What is expected
Among the entries below, please show each line that carries the word "subject".

-------- Excerpted records

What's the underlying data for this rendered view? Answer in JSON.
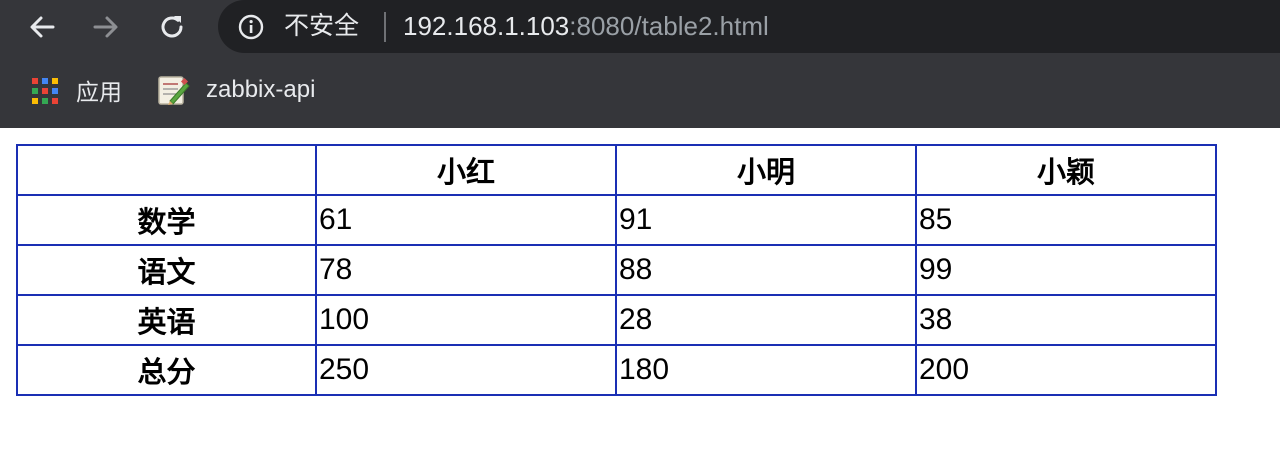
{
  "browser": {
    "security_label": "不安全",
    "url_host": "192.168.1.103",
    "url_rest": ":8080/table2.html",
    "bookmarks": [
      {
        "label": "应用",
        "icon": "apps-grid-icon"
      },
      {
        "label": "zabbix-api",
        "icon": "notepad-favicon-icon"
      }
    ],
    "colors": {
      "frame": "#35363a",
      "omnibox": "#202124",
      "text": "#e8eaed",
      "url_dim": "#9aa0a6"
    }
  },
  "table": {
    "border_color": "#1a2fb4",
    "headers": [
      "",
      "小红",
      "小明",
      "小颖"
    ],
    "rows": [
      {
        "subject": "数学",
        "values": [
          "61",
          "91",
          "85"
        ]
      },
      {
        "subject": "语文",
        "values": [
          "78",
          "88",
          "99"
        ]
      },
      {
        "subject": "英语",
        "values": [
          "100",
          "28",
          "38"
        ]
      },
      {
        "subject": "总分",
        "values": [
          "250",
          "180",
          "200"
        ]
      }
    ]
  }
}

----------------

Exercise output
        "subject": "数学",
        "subject": "语文",
        "subject": "英语",
        "subject": "总分",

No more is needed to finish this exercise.